What is needed
Each record should be given again exactly, and any picture in it left out.

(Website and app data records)
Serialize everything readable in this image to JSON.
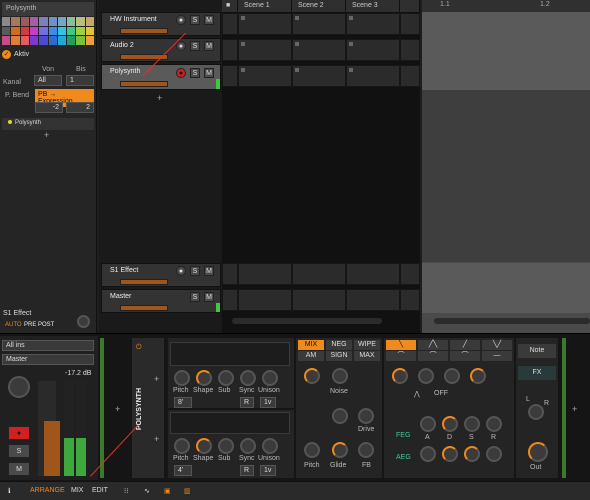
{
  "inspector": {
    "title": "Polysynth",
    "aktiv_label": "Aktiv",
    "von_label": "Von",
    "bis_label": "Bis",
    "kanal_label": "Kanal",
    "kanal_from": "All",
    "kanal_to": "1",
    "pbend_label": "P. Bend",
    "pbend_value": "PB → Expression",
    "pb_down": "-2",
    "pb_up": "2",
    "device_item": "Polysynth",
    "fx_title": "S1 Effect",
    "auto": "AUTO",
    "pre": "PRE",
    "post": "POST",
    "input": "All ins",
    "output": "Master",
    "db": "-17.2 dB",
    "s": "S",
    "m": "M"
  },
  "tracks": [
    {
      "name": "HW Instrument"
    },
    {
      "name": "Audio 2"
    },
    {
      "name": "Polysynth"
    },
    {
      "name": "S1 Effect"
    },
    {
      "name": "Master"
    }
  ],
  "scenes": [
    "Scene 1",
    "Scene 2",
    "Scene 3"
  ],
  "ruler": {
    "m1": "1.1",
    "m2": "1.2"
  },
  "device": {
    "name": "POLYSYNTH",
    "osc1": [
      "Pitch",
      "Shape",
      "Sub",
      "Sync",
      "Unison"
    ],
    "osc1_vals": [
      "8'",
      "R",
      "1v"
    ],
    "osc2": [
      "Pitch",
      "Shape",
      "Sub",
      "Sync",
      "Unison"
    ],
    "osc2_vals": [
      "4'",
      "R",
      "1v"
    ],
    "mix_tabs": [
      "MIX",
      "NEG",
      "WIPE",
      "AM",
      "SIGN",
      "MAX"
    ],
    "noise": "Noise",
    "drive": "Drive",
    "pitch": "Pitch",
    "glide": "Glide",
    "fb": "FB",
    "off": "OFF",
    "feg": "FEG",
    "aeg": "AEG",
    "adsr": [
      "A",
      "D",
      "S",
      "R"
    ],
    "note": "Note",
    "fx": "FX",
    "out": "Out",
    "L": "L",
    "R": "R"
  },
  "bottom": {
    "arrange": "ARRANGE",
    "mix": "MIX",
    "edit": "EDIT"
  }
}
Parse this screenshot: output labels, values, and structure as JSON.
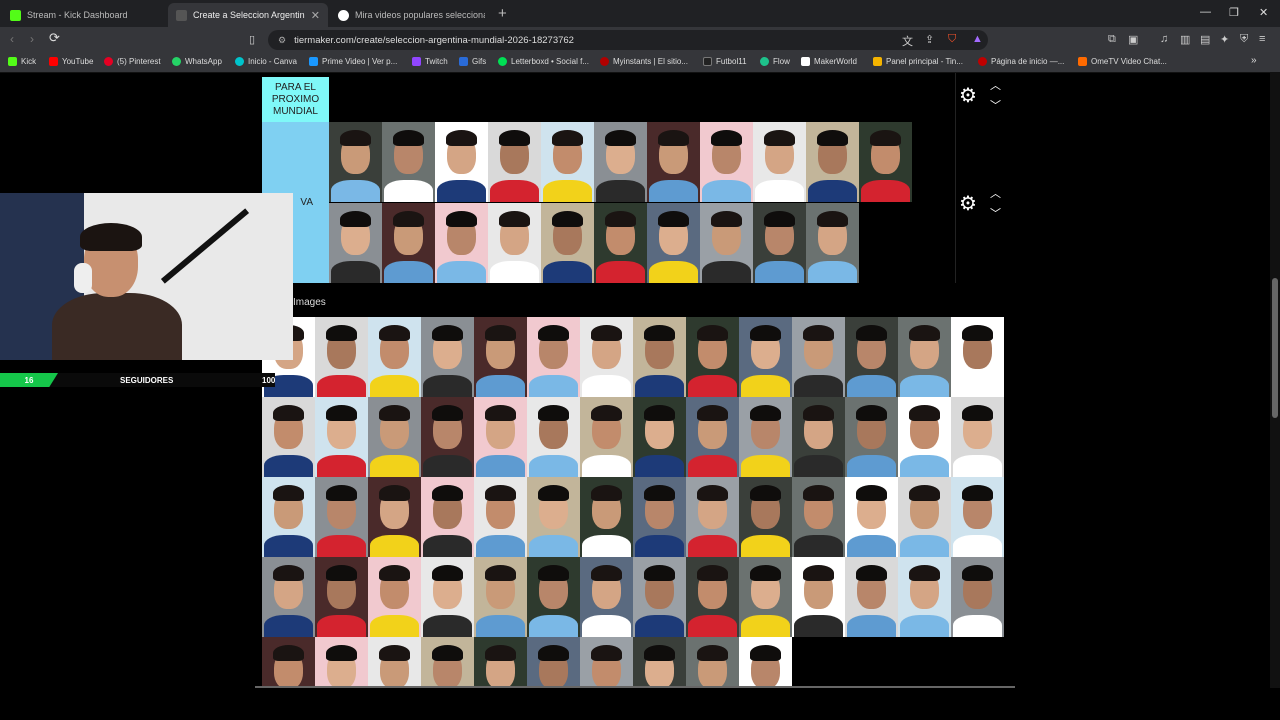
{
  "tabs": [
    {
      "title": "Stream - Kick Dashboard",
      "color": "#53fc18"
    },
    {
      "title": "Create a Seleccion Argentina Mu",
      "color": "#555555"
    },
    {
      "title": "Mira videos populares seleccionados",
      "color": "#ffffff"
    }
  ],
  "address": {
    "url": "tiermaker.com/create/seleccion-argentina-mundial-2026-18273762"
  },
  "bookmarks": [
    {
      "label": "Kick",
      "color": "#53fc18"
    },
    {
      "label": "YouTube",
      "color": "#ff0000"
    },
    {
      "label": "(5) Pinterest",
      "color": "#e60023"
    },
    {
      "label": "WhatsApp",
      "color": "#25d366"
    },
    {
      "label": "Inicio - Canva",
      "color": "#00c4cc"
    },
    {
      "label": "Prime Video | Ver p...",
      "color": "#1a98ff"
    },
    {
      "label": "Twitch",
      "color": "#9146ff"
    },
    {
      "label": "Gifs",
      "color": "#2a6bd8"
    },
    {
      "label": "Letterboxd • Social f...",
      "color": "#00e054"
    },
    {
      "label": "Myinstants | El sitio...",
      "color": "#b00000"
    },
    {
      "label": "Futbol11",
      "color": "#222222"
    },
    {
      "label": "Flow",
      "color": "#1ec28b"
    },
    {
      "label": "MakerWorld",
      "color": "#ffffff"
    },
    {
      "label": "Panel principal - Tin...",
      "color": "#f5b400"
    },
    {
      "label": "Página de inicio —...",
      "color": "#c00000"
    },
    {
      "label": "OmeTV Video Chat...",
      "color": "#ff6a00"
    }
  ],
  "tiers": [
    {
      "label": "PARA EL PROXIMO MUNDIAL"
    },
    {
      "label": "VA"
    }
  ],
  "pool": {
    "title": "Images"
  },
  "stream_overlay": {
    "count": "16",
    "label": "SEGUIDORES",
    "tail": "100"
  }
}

Result of the task
Serialize everything readable in this image to JSON.
{
  "inspector": {
    "title": "Polysynth",
    "aktiv_label": "Aktiv",
    "von_label": "Von",
    "bis_label": "Bis",
    "kanal_label": "Kanal",
    "kanal_from": "All",
    "kanal_to": "1",
    "pbend_label": "P. Bend",
    "pbend_value": "PB → Expression",
    "pb_down": "-2",
    "pb_up": "2",
    "device_item": "Polysynth",
    "fx_title": "S1 Effect",
    "auto": "AUTO",
    "pre": "PRE",
    "post": "POST",
    "input": "All ins",
    "output": "Master",
    "db": "-17.2 dB",
    "s": "S",
    "m": "M"
  },
  "tracks": [
    {
      "name": "HW Instrument"
    },
    {
      "name": "Audio 2"
    },
    {
      "name": "Polysynth"
    },
    {
      "name": "S1 Effect"
    },
    {
      "name": "Master"
    }
  ],
  "scenes": [
    "Scene 1",
    "Scene 2",
    "Scene 3"
  ],
  "ruler": {
    "m1": "1.1",
    "m2": "1.2"
  },
  "device": {
    "name": "POLYSYNTH",
    "osc1": [
      "Pitch",
      "Shape",
      "Sub",
      "Sync",
      "Unison"
    ],
    "osc1_vals": [
      "8'",
      "R",
      "1v"
    ],
    "osc2": [
      "Pitch",
      "Shape",
      "Sub",
      "Sync",
      "Unison"
    ],
    "osc2_vals": [
      "4'",
      "R",
      "1v"
    ],
    "mix_tabs": [
      "MIX",
      "NEG",
      "WIPE",
      "AM",
      "SIGN",
      "MAX"
    ],
    "noise": "Noise",
    "drive": "Drive",
    "pitch": "Pitch",
    "glide": "Glide",
    "fb": "FB",
    "off": "OFF",
    "feg": "FEG",
    "aeg": "AEG",
    "adsr": [
      "A",
      "D",
      "S",
      "R"
    ],
    "note": "Note",
    "fx": "FX",
    "out": "Out",
    "L": "L",
    "R": "R"
  },
  "bottom": {
    "arrange": "ARRANGE",
    "mix": "MIX",
    "edit": "EDIT"
  }
}
Parse this screenshot: output labels, values, and structure as JSON.
{
  "tabs": [
    {
      "title": "Stream - Kick Dashboard",
      "color": "#53fc18"
    },
    {
      "title": "Create a Seleccion Argentina Mu",
      "color": "#555555"
    },
    {
      "title": "Mira videos populares seleccionados",
      "color": "#ffffff"
    }
  ],
  "address": {
    "url": "tiermaker.com/create/seleccion-argentina-mundial-2026-18273762"
  },
  "bookmarks": [
    {
      "label": "Kick",
      "color": "#53fc18"
    },
    {
      "label": "YouTube",
      "color": "#ff0000"
    },
    {
      "label": "(5) Pinterest",
      "color": "#e60023"
    },
    {
      "label": "WhatsApp",
      "color": "#25d366"
    },
    {
      "label": "Inicio - Canva",
      "color": "#00c4cc"
    },
    {
      "label": "Prime Video | Ver p...",
      "color": "#1a98ff"
    },
    {
      "label": "Twitch",
      "color": "#9146ff"
    },
    {
      "label": "Gifs",
      "color": "#2a6bd8"
    },
    {
      "label": "Letterboxd • Social f...",
      "color": "#00e054"
    },
    {
      "label": "Myinstants | El sitio...",
      "color": "#b00000"
    },
    {
      "label": "Futbol11",
      "color": "#222222"
    },
    {
      "label": "Flow",
      "color": "#1ec28b"
    },
    {
      "label": "MakerWorld",
      "color": "#ffffff"
    },
    {
      "label": "Panel principal - Tin...",
      "color": "#f5b400"
    },
    {
      "label": "Página de inicio —...",
      "color": "#c00000"
    },
    {
      "label": "OmeTV Video Chat...",
      "color": "#ff6a00"
    }
  ],
  "tiers": [
    {
      "label": "PARA EL PROXIMO MUNDIAL"
    },
    {
      "label": "VA"
    }
  ],
  "pool": {
    "title": "Images"
  },
  "stream_overlay": {
    "count": "16",
    "label": "SEGUIDORES",
    "tail": "100"
  }
}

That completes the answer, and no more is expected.